Of the $100 billion in spending cuts in H.R. 1, the Continuing Resolution (CR), some are big, others are small, but all are vital reductions that help our nation regain its financial footing. In some cases, the bill simply seeks to eliminate entire programs or blocks of funding. In others, the bill takes a more complex approach and prohibits agencies from spending taxpayer dollars to carry out certain policies.

We find a great example of the simple cut in section 1529, which eliminates funding for the President’s “Unanticipated Needs” fund. Unknown to most people, the President has been given $1 million annually to “meet unanticipated needs for the furtherance of the national interest.” Only after the money is spent does the President have to report where the money went. Spend now, and ask for forgiveness later? Not in this bill. Interpreted in English, this is a Presidential slush fund—a prime candidate for waste and abuse—and a no-brainer spending cut for a nation with a $14 trillion debt.

Then there’s the more complex spending cut that would prevent the enforcement of a particular program or regulation. Section 1746 enters those waters, as it prohibits the Environmental Protection Agency (EPA) from using any taxpayer dollars to enforce regulations based on concerns about climate change. For starters, this section seeks to prevent the EPA from imposing the infamous cap-and-trade regulation scheme on America. Such a national energy tax was a key policy initiative of President Obama, but, since it was defeated in Congress, the EPA has taken steps to skip the legislative process and simply decree that the President’s policy is law.

Fans of democracy will be pleased to know that H.R. 1 puts the EPA back in its place of public servitude. The language of Section 1746 blocks the EPA from using tax dollars to even promote the idea of regulations based on climate change. In other words, if the section becomes law, not one finger can be lawfully lifted in the EPA to support cap-and-trade or any other regulation rooted in the questionable science of climate change. In preventing extensive climate regulation, we achieve savings by limiting government activity, but also stand to increase government revenue by empowering businesses to grow and make more money.

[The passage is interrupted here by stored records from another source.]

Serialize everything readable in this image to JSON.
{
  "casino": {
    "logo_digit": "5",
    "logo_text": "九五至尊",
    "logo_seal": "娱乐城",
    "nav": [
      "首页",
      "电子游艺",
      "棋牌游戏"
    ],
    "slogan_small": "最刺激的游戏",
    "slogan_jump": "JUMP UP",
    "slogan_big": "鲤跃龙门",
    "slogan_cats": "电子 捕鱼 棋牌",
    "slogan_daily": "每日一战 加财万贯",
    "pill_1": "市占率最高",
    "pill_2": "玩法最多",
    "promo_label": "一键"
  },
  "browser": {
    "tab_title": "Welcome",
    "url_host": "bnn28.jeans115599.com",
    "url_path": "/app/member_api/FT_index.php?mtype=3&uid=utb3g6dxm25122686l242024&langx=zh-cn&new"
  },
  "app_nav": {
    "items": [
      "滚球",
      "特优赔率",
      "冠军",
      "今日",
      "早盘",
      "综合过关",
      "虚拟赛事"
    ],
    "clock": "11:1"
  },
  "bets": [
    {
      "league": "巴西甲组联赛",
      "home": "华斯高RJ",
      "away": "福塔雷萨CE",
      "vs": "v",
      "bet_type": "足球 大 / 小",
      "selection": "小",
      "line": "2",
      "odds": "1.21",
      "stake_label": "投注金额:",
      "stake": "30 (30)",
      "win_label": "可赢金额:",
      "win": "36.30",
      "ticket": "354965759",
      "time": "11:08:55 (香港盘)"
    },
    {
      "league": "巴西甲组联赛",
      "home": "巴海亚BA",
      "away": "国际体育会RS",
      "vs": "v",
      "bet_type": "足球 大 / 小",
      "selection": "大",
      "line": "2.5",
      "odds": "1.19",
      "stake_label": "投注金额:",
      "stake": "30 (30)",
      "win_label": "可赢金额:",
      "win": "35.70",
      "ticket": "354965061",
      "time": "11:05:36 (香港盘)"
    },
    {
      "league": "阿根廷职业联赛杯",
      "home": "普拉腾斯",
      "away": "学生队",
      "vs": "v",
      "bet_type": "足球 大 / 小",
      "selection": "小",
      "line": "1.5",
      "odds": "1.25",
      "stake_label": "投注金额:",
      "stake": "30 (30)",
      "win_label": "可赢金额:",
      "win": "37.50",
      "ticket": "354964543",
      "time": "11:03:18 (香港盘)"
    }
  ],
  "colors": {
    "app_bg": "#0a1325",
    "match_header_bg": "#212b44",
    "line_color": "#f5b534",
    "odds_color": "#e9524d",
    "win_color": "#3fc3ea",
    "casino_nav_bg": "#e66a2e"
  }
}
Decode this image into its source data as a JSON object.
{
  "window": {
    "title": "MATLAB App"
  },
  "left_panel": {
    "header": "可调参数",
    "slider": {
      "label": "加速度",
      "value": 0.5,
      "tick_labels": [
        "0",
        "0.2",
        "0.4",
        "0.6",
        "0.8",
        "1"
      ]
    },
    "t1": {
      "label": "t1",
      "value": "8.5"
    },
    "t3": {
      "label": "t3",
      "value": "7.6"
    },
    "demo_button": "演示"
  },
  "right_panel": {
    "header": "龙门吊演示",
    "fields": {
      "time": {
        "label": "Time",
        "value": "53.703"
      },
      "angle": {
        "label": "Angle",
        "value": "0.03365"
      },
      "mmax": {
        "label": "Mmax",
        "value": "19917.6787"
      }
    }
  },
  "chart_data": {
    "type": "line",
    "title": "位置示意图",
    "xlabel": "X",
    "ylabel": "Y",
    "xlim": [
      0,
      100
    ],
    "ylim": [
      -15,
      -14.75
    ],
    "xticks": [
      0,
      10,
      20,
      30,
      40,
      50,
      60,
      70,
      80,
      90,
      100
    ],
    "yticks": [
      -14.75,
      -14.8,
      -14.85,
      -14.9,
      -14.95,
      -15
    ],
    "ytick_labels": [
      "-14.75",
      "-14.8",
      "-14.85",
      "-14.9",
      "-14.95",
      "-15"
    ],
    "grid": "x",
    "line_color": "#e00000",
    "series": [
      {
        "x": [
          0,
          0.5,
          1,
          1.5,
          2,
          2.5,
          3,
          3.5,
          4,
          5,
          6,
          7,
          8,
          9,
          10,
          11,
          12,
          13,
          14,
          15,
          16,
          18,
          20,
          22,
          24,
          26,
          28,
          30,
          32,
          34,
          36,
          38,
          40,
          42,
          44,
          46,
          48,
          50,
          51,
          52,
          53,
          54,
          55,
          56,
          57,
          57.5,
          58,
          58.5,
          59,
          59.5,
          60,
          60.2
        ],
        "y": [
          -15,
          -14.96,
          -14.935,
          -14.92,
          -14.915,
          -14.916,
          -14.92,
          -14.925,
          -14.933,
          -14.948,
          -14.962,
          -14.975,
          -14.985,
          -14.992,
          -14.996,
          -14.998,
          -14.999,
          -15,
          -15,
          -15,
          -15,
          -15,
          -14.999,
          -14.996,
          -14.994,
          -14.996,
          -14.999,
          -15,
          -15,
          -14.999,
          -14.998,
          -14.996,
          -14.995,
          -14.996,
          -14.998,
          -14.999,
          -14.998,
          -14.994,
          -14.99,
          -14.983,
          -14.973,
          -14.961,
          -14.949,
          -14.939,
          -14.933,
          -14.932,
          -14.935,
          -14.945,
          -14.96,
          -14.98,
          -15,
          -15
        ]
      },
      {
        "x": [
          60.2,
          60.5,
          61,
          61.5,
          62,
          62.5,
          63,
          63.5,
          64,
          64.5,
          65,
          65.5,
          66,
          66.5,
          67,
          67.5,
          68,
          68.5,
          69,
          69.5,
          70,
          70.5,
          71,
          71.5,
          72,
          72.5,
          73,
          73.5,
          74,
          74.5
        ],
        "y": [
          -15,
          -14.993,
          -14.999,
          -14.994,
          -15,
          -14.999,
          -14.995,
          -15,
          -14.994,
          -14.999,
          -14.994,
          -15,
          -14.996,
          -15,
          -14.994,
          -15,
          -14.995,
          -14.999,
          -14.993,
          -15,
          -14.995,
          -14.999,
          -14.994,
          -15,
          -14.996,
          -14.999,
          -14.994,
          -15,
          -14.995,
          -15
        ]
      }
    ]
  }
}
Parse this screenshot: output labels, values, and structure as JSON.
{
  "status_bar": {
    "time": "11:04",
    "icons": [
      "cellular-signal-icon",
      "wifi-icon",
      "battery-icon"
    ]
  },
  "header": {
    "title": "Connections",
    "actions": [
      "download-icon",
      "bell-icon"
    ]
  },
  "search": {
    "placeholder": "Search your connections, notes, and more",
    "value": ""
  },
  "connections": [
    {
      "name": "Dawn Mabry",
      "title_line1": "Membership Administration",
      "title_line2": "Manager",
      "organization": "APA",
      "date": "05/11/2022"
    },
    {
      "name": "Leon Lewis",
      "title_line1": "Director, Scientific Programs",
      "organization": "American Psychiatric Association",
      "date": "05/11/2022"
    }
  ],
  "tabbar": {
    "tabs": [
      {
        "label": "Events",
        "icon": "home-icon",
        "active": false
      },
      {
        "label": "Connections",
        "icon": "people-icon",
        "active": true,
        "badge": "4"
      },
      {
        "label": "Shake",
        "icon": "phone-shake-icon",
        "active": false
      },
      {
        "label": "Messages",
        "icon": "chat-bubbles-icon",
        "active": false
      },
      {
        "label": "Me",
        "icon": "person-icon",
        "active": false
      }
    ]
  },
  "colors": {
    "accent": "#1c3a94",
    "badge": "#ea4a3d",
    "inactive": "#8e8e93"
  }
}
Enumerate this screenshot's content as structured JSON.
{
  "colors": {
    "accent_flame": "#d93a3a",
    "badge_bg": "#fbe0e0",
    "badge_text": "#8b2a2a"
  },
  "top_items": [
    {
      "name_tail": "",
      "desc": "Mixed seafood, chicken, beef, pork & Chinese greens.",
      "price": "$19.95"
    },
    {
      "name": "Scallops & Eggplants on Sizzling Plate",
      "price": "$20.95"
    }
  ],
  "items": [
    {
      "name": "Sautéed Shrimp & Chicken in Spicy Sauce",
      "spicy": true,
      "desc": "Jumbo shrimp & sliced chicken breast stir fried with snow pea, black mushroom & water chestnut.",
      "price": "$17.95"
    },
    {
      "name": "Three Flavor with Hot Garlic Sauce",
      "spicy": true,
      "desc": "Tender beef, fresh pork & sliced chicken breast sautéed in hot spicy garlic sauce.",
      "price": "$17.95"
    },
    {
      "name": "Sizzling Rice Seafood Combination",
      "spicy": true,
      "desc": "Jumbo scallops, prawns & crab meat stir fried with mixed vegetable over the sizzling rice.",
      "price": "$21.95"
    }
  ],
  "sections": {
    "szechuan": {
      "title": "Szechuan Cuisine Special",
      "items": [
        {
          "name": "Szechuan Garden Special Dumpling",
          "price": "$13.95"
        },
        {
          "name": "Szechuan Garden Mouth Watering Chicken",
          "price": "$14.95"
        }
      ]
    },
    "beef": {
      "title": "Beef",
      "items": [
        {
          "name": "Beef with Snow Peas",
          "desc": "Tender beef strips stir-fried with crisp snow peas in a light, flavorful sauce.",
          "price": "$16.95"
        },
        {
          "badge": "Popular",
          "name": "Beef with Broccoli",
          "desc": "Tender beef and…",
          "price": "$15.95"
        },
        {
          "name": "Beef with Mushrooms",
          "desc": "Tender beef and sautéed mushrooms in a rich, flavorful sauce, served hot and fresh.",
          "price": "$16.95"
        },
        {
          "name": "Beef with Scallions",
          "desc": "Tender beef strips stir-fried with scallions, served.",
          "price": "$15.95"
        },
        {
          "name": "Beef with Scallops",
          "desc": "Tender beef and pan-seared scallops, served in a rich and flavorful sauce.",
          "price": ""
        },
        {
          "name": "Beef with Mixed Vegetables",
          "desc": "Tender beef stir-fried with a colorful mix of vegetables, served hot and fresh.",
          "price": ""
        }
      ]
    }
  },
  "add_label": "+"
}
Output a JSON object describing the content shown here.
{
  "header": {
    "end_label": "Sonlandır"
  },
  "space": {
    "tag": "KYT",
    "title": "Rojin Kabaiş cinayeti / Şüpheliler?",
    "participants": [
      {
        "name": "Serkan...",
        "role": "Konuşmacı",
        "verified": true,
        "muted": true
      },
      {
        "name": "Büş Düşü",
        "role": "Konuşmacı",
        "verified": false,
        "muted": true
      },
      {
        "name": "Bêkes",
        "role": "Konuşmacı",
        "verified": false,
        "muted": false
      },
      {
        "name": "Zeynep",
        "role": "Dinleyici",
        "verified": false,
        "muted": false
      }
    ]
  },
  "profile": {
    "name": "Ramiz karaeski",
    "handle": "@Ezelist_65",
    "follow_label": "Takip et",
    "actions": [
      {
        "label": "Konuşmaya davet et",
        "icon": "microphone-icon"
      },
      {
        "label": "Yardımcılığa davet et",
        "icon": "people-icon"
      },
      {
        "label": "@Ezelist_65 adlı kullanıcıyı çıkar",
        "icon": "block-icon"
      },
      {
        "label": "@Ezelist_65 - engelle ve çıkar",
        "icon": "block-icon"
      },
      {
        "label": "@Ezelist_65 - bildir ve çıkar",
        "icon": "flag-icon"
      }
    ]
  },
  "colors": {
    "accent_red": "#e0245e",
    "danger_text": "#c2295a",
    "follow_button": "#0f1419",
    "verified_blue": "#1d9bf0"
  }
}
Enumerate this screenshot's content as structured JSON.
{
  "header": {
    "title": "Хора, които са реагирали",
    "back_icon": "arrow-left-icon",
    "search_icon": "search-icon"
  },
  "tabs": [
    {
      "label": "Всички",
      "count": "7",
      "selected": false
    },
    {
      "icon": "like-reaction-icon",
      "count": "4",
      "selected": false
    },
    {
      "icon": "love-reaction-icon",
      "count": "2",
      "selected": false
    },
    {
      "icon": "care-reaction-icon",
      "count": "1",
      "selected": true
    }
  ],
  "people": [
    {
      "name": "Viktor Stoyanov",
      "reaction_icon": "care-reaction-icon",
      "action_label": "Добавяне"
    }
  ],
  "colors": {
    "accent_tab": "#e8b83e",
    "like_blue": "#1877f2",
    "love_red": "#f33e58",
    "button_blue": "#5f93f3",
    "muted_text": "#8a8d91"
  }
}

So as Congress begins the task of conquering our $14 trillion debt, H.R. 1 marks Congress’s first trip to the budget chopping block in years. It’s been reported that the $100 billion in cuts is the largest one-year reduction in history. Even so, we clearly have an enormous hill to climb before our government is financially stable and fiscally responsible. To get there, Congress must take an indiscriminate approach to spending cuts, where we pick the low-hanging fruit like million-dollar slush funds, but also tackle the regulatory agencies that threaten to act as drain on profits and a drag on economic growth.

Representative Tom Graves represents Georgia’s Ninth Congressional District.

The views expressed by guest bloggers on the Foundry do not necessarily reflect the views of the Heritage Foundation.